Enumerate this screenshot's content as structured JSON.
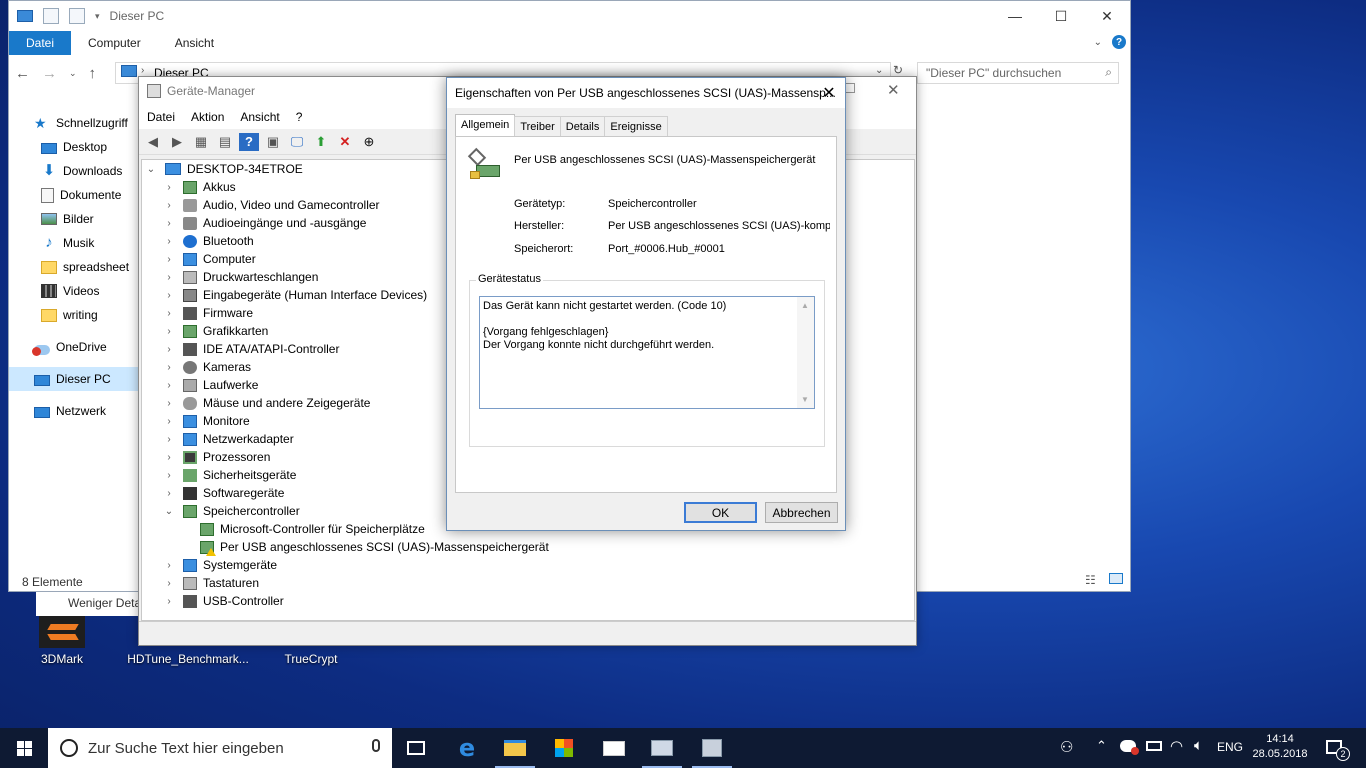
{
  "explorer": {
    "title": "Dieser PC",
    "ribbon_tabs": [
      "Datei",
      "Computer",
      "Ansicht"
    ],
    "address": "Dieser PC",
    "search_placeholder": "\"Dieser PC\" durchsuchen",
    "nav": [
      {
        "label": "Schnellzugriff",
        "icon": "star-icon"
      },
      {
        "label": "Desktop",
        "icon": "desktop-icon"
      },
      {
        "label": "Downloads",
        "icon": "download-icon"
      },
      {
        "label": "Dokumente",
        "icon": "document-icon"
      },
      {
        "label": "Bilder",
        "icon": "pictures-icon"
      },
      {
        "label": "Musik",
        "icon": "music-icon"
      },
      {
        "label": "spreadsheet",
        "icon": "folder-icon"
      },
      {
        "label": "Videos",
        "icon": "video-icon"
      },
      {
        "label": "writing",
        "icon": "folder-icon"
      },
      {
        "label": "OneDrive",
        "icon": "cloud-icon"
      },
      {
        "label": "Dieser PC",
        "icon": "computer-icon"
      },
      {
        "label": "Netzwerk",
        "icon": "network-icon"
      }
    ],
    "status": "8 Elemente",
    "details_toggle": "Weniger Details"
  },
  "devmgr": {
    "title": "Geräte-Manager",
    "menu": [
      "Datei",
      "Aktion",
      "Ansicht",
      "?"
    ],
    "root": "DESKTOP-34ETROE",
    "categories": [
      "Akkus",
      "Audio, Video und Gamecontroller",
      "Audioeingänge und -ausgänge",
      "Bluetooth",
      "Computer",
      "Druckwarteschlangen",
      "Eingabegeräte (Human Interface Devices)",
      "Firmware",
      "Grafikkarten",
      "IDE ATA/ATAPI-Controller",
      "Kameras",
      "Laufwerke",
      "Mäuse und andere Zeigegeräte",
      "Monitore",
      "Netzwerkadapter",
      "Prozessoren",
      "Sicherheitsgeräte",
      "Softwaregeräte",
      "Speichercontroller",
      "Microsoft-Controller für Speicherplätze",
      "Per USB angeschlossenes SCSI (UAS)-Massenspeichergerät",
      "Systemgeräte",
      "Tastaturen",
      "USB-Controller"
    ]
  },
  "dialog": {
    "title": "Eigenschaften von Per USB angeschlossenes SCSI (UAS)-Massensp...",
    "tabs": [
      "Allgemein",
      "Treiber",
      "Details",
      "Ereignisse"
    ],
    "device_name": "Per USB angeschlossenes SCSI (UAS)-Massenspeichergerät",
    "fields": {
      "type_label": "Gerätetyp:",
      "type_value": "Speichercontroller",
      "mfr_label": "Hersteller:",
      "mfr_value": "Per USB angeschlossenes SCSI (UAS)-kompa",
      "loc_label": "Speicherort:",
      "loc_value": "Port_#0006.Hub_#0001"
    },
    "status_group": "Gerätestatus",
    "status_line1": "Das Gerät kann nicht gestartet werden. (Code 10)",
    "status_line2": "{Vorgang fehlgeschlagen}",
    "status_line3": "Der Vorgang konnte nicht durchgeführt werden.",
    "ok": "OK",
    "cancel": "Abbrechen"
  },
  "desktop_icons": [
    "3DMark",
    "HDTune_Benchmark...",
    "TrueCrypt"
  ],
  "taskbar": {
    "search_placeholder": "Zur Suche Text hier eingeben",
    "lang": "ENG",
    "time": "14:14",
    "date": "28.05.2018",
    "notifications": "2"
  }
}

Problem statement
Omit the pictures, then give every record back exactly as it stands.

Response
Enumerate this screenshot's content as structured JSON.
{
  "explorer": {
    "title": "Dieser PC",
    "ribbon_tabs": [
      "Datei",
      "Computer",
      "Ansicht"
    ],
    "address": "Dieser PC",
    "search_placeholder": "\"Dieser PC\" durchsuchen",
    "nav": [
      {
        "label": "Schnellzugriff",
        "icon": "star-icon"
      },
      {
        "label": "Desktop",
        "icon": "desktop-icon"
      },
      {
        "label": "Downloads",
        "icon": "download-icon"
      },
      {
        "label": "Dokumente",
        "icon": "document-icon"
      },
      {
        "label": "Bilder",
        "icon": "pictures-icon"
      },
      {
        "label": "Musik",
        "icon": "music-icon"
      },
      {
        "label": "spreadsheet",
        "icon": "folder-icon"
      },
      {
        "label": "Videos",
        "icon": "video-icon"
      },
      {
        "label": "writing",
        "icon": "folder-icon"
      },
      {
        "label": "OneDrive",
        "icon": "cloud-icon"
      },
      {
        "label": "Dieser PC",
        "icon": "computer-icon"
      },
      {
        "label": "Netzwerk",
        "icon": "network-icon"
      }
    ],
    "status": "8 Elemente",
    "details_toggle": "Weniger Details"
  },
  "devmgr": {
    "title": "Geräte-Manager",
    "menu": [
      "Datei",
      "Aktion",
      "Ansicht",
      "?"
    ],
    "root": "DESKTOP-34ETROE",
    "categories": [
      "Akkus",
      "Audio, Video und Gamecontroller",
      "Audioeingänge und -ausgänge",
      "Bluetooth",
      "Computer",
      "Druckwarteschlangen",
      "Eingabegeräte (Human Interface Devices)",
      "Firmware",
      "Grafikkarten",
      "IDE ATA/ATAPI-Controller",
      "Kameras",
      "Laufwerke",
      "Mäuse und andere Zeigegeräte",
      "Monitore",
      "Netzwerkadapter",
      "Prozessoren",
      "Sicherheitsgeräte",
      "Softwaregeräte",
      "Speichercontroller",
      "Microsoft-Controller für Speicherplätze",
      "Per USB angeschlossenes SCSI (UAS)-Massenspeichergerät",
      "Systemgeräte",
      "Tastaturen",
      "USB-Controller"
    ]
  },
  "dialog": {
    "title": "Eigenschaften von Per USB angeschlossenes SCSI (UAS)-Massensp...",
    "tabs": [
      "Allgemein",
      "Treiber",
      "Details",
      "Ereignisse"
    ],
    "device_name": "Per USB angeschlossenes SCSI (UAS)-Massenspeichergerät",
    "fields": {
      "type_label": "Gerätetyp:",
      "type_value": "Speichercontroller",
      "mfr_label": "Hersteller:",
      "mfr_value": "Per USB angeschlossenes SCSI (UAS)-kompa",
      "loc_label": "Speicherort:",
      "loc_value": "Port_#0006.Hub_#0001"
    },
    "status_group": "Gerätestatus",
    "status_line1": "Das Gerät kann nicht gestartet werden. (Code 10)",
    "status_line2": "{Vorgang fehlgeschlagen}",
    "status_line3": "Der Vorgang konnte nicht durchgeführt werden.",
    "ok": "OK",
    "cancel": "Abbrechen"
  },
  "desktop_icons": [
    "3DMark",
    "HDTune_Benchmark...",
    "TrueCrypt"
  ],
  "taskbar": {
    "search_placeholder": "Zur Suche Text hier eingeben",
    "lang": "ENG",
    "time": "14:14",
    "date": "28.05.2018",
    "notifications": "2"
  }
}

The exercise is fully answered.